■ Work instruction
What is needed is an exact copy of the entries, with the pictures excluded.

■ Materials provided
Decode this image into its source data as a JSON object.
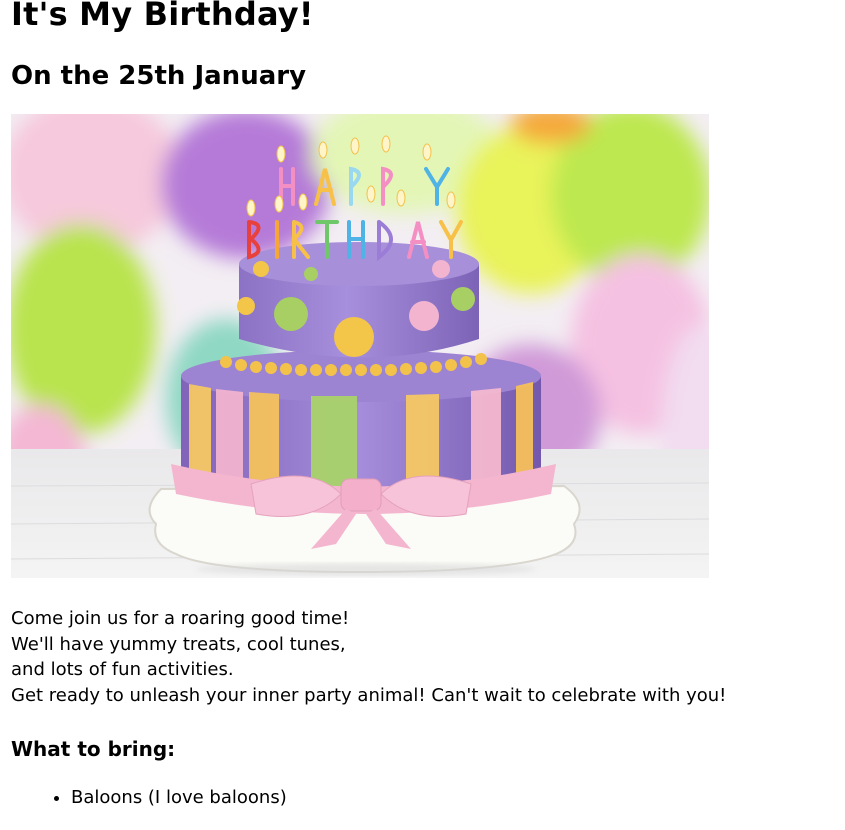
{
  "header": {
    "title": "It's My Birthday!",
    "subtitle": "On the 25th January"
  },
  "hero_image": {
    "candle_letters_top": "HAPPY",
    "candle_letters_bottom": "BIRTHDAY"
  },
  "intro": {
    "lines": [
      "Come join us for a roaring good time!",
      "We'll have yummy treats, cool tunes,",
      "and lots of fun activities.",
      "Get ready to unleash your inner party animal! Can't wait to celebrate with you!"
    ]
  },
  "bring": {
    "heading": "What to bring:",
    "items": [
      "Baloons (I love baloons)"
    ]
  }
}
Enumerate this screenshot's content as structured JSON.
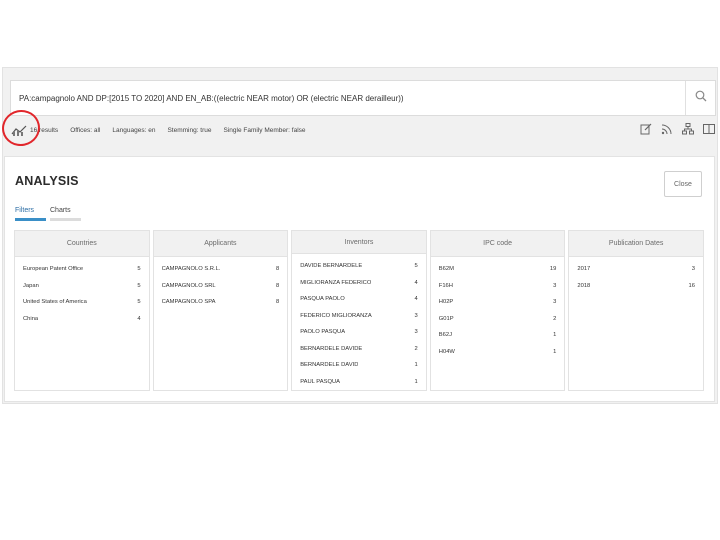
{
  "search": {
    "query": "PA:campagnolo AND DP:[2015 TO 2020] AND EN_AB:((electric NEAR motor) OR (electric NEAR derailleur))"
  },
  "filters": {
    "items": [
      "16 results",
      "Offices: all",
      "Languages: en",
      "Stemming: true",
      "Single Family Member: false"
    ]
  },
  "panel": {
    "title": "ANALYSIS",
    "close_label": "Close",
    "tabs": [
      "Filters",
      "Charts"
    ]
  },
  "columns": [
    {
      "header": "Countries",
      "rows": [
        {
          "name": "European Patent Office",
          "count": "5"
        },
        {
          "name": "Japan",
          "count": "5"
        },
        {
          "name": "United States of America",
          "count": "5"
        },
        {
          "name": "China",
          "count": "4"
        }
      ]
    },
    {
      "header": "Applicants",
      "rows": [
        {
          "name": "CAMPAGNOLO S.R.L.",
          "count": "8"
        },
        {
          "name": "CAMPAGNOLO SRL",
          "count": "8"
        },
        {
          "name": "CAMPAGNOLO SPA",
          "count": "8"
        }
      ]
    },
    {
      "header": "Inventors",
      "rows": [
        {
          "name": "DAVIDE BERNARDELE",
          "count": "5"
        },
        {
          "name": "MIGLIORANZA FEDERICO",
          "count": "4"
        },
        {
          "name": "PASQUA PAOLO",
          "count": "4"
        },
        {
          "name": "FEDERICO MIGLIORANZA",
          "count": "3"
        },
        {
          "name": "PAOLO PASQUA",
          "count": "3"
        },
        {
          "name": "BERNARDELE DAVIDE",
          "count": "2"
        },
        {
          "name": "BERNARDELE DAVID",
          "count": "1"
        },
        {
          "name": "PAUL PASQUA",
          "count": "1"
        }
      ]
    },
    {
      "header": "IPC code",
      "rows": [
        {
          "name": "B62M",
          "count": "19"
        },
        {
          "name": "F16H",
          "count": "3"
        },
        {
          "name": "H02P",
          "count": "3"
        },
        {
          "name": "G01P",
          "count": "2"
        },
        {
          "name": "B62J",
          "count": "1"
        },
        {
          "name": "H04W",
          "count": "1"
        }
      ]
    },
    {
      "header": "Publication Dates",
      "rows": [
        {
          "name": "2017",
          "count": "3"
        },
        {
          "name": "2018",
          "count": "16"
        }
      ]
    }
  ],
  "icons": {
    "search": "search-icon",
    "analysis": "chart-icon",
    "toolbar": [
      "edit-icon",
      "rss-icon",
      "hierarchy-icon",
      "split-view-icon"
    ]
  },
  "colors": {
    "tab_active": "#3a8fc7",
    "annotation": "#e1262b"
  }
}
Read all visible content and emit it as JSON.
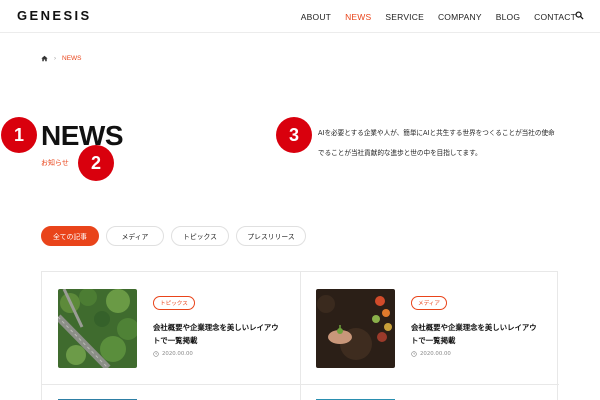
{
  "header": {
    "logo": "GENESIS",
    "nav": [
      "ABOUT",
      "NEWS",
      "SERVICE",
      "COMPANY",
      "BLOG",
      "CONTACT"
    ],
    "active_nav": "NEWS",
    "search_icon": "search-icon"
  },
  "breadcrumb": {
    "home_icon": "home-icon",
    "current": "NEWS"
  },
  "hero": {
    "title": "NEWS",
    "subtitle": "お知らせ",
    "description_line1": "AIを必要とする企業や人が、簡単にAIと共生する世界をつくることが当社の使命",
    "description_line2": "でることが当社貢献的な進歩と世の中を目指してます。"
  },
  "badges": [
    "1",
    "2",
    "3"
  ],
  "filters": [
    "全ての記事",
    "メディア",
    "トピックス",
    "プレスリリース"
  ],
  "articles": [
    {
      "tag": "トピックス",
      "title_line1": "会社概要や企業理念を美しいレイアウ",
      "title_line2": "トで一覧掲載",
      "date": "2020.00.00"
    },
    {
      "tag": "メディア",
      "title_line1": "会社概要や企業理念を美しいレイアウ",
      "title_line2": "トで一覧掲載",
      "date": "2020.00.00"
    }
  ],
  "colors": {
    "accent": "#e9441a",
    "badge": "#d9000d"
  }
}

■ Result of this task
Decode this image into its source data as a JSON object.
{
  "header": {
    "title": "It's My Birthday!",
    "subtitle": "On the 25th January"
  },
  "hero_image": {
    "candle_letters_top": "HAPPY",
    "candle_letters_bottom": "BIRTHDAY"
  },
  "intro": {
    "lines": [
      "Come join us for a roaring good time!",
      "We'll have yummy treats, cool tunes,",
      "and lots of fun activities.",
      "Get ready to unleash your inner party animal! Can't wait to celebrate with you!"
    ]
  },
  "bring": {
    "heading": "What to bring:",
    "items": [
      "Baloons (I love baloons)"
    ]
  }
}
Enumerate this screenshot's content as structured JSON.
{
  "search": {
    "query": "PA:campagnolo AND DP:[2015 TO 2020] AND EN_AB:((electric NEAR motor) OR (electric NEAR derailleur))"
  },
  "filters": {
    "items": [
      "16 results",
      "Offices: all",
      "Languages: en",
      "Stemming: true",
      "Single Family Member: false"
    ]
  },
  "panel": {
    "title": "ANALYSIS",
    "close_label": "Close",
    "tabs": [
      "Filters",
      "Charts"
    ]
  },
  "columns": [
    {
      "header": "Countries",
      "rows": [
        {
          "name": "European Patent Office",
          "count": "5"
        },
        {
          "name": "Japan",
          "count": "5"
        },
        {
          "name": "United States of America",
          "count": "5"
        },
        {
          "name": "China",
          "count": "4"
        }
      ]
    },
    {
      "header": "Applicants",
      "rows": [
        {
          "name": "CAMPAGNOLO S.R.L.",
          "count": "8"
        },
        {
          "name": "CAMPAGNOLO SRL",
          "count": "8"
        },
        {
          "name": "CAMPAGNOLO SPA",
          "count": "8"
        }
      ]
    },
    {
      "header": "Inventors",
      "rows": [
        {
          "name": "DAVIDE BERNARDELE",
          "count": "5"
        },
        {
          "name": "MIGLIORANZA FEDERICO",
          "count": "4"
        },
        {
          "name": "PASQUA PAOLO",
          "count": "4"
        },
        {
          "name": "FEDERICO MIGLIORANZA",
          "count": "3"
        },
        {
          "name": "PAOLO PASQUA",
          "count": "3"
        },
        {
          "name": "BERNARDELE DAVIDE",
          "count": "2"
        },
        {
          "name": "BERNARDELE DAVID",
          "count": "1"
        },
        {
          "name": "PAUL PASQUA",
          "count": "1"
        }
      ]
    },
    {
      "header": "IPC code",
      "rows": [
        {
          "name": "B62M",
          "count": "19"
        },
        {
          "name": "F16H",
          "count": "3"
        },
        {
          "name": "H02P",
          "count": "3"
        },
        {
          "name": "G01P",
          "count": "2"
        },
        {
          "name": "B62J",
          "count": "1"
        },
        {
          "name": "H04W",
          "count": "1"
        }
      ]
    },
    {
      "header": "Publication Dates",
      "rows": [
        {
          "name": "2017",
          "count": "3"
        },
        {
          "name": "2018",
          "count": "16"
        }
      ]
    }
  ],
  "icons": {
    "search": "search-icon",
    "analysis": "chart-icon",
    "toolbar": [
      "edit-icon",
      "rss-icon",
      "hierarchy-icon",
      "split-view-icon"
    ]
  },
  "colors": {
    "tab_active": "#3a8fc7",
    "annotation": "#e1262b"
  }
}
Read all visible content and emit it as JSON.
{
  "header": {
    "logo": "GENESIS",
    "nav": [
      "ABOUT",
      "NEWS",
      "SERVICE",
      "COMPANY",
      "BLOG",
      "CONTACT"
    ],
    "active_nav": "NEWS",
    "search_icon": "search-icon"
  },
  "breadcrumb": {
    "home_icon": "home-icon",
    "current": "NEWS"
  },
  "hero": {
    "title": "NEWS",
    "subtitle": "お知らせ",
    "description_line1": "AIを必要とする企業や人が、簡単にAIと共生する世界をつくることが当社の使命",
    "description_line2": "でることが当社貢献的な進歩と世の中を目指してます。"
  },
  "badges": [
    "1",
    "2",
    "3"
  ],
  "filters": [
    "全ての記事",
    "メディア",
    "トピックス",
    "プレスリリース"
  ],
  "articles": [
    {
      "tag": "トピックス",
      "title_line1": "会社概要や企業理念を美しいレイアウ",
      "title_line2": "トで一覧掲載",
      "date": "2020.00.00"
    },
    {
      "tag": "メディア",
      "title_line1": "会社概要や企業理念を美しいレイアウ",
      "title_line2": "トで一覧掲載",
      "date": "2020.00.00"
    }
  ],
  "colors": {
    "accent": "#e9441a",
    "badge": "#d9000d"
  }
}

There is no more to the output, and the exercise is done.